Meeting someone as open and genuine as Blake, it’s tough to imagine his smile giving way to his game face when it’s time to step onto the track and into the starting blocks. But after shattering the world record in the 400-meter dash twice and collecting eight medals along the way, it’s safe to say he’s a fierce competitor.
Blake’s drive to succeed shines through both on and off the track. He’s dedicated his life to beating the odds after being born without feet, ankles, and lower leg bones due to a congenital birth defect. And he’s determined to help others turn their own setbacks into motivators so they can achieve their dreams, too.
Like travel, sports build bridges between disparate communities and cultures. So when EF hosted a Global Leadership Summit in Berlin focused on The Impact of Sports & Wellness, it was a no-brainer to invite Blake to share his story. Keep reading to explore how he’s learned not to let his disability define him and discovered a universal language that connects him with people all across the world—running.
When Blake Leeper was born on August 31, 1989, doctors told his parents he’d never walk. But at just nine months old, he was fitted for his first pair of prosthetic legs. Not only did this set Blake up to defy expectations throughout his entire life, but once he started walking, it was clear he was a natural athlete.
“Being a kid with a disability, sports gave me an opportunity to show my community and friends that I’m no different than them. Just like they put their shoes on, I would put my legs on, and we’d all go out there and play as hard as we possibly could,” he says.
Blake grew up playing baseball and basketball—it wasn’t until his freshman year of college when he turned the television to the 2008 Paralympic Games that he first saw athletes sprinting around the track in running blades. “When I saw 94,000 people in that stadium cheering those runners on, I dropped my bowl of Froot Loops and knew that’s what I was supposed to do with my life,” he reflects.
Within just two and a half years, Blake became a Paralympic medalist—though the road to gold wasn’t that smooth. “There’s been times where I’ve been denied track meets and told I can’t compete based on my disability,” he says. “So one of my biggest goals as an athlete has been to go out there and show the world that I’m just as strong and powerful as any individual.”

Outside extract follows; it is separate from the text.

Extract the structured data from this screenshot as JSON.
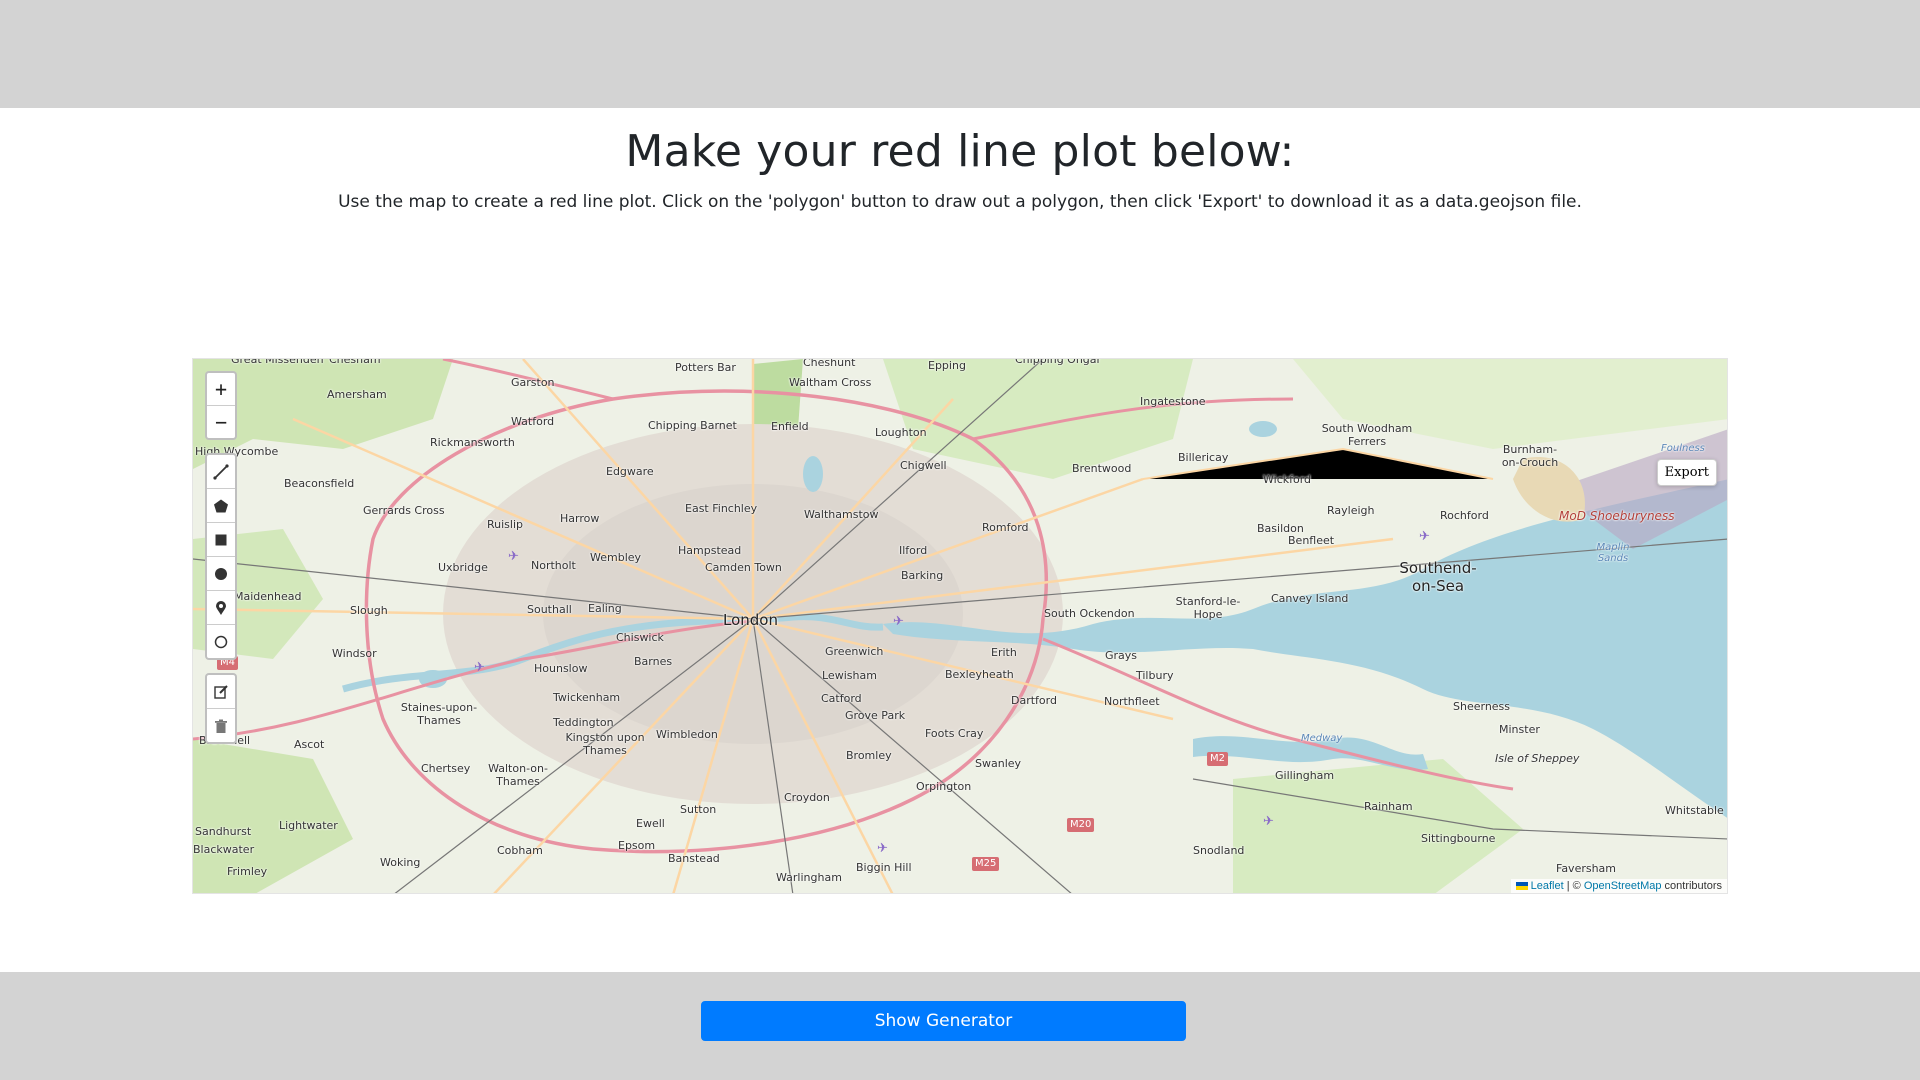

When Blake caught the U.S. Paralympic coaches’ attention after his first race in 2009, he was invited to train with other athletes in Brazil. It was his first time ever leaving the country and he says he felt really small—especially when he lost his luggage in baggage claim and didn’t know enough Portuguese to communicate with taxi drivers there. But instead of letting these moments deflate him, he saw running as his ticket to explore the world. “I realized I had so much to learn, and it started by competing and training as hard as I possibly could. Running could allow me to experience the world and interact with new cultures and people,” Blake says.
Since then, Blake’s career in track and field has brought him all over the globe to compete, train, and give back to local communities. And while there will always be language barriers, he says, “We speak one language and that’s running. It’s life-changing to see how sports can translate to any language and culture.” Although Blake has gained new friends (some as close as family) from all corners of the world, these connections didn’t come without pushing the boundaries of his comfort zone. “There are some growing pains you go through while traveling. But you learn by continuing to travel—you learn a lot about yourself and the places you’re in, and it gets easier the more you explore.”
Once, an interviewer asked Blake Leeper if he wished he had been born with legs. Blake replied that he’s actually thankful for his disability. “I’m a true believer that with everything I’ve been through, my adversity is my advantage. The fact that I was born without legs showed me how to get back up,” he says. And in his speech to students at EF’s 2022 Global Leadership Summit, he explained that their adversities aren’t just happening to them, but working for them. “The adversity you’re facing today, embrace it. The challenges you’re going to face tomorrow, accept them. They’re going to make you stronger and shape you into who you are.”
So what’s next for Blake? Becoming the fastest man in the world, across both Paralympic and able-bodied runners. He knows it’s a big dream, but that’s why he’s chasing it. He connects this self-assurance to having the opportunity to compete in sports as a child. “When you allow somebody who’s different to go out there and show their talents to the world, it builds confidence that goes past the track or field and into their daily life. Then they discover themselves and what motivates them, so they can go out there like anybody else who wants to achieve their dreams,” he explains. As Blake prepares for the Paralympic Games in 2024, instead of asking “why me?”, he’s asking “why not me?”—and encourages everyone else to do the same, no matter how big the dream is they’re chasing.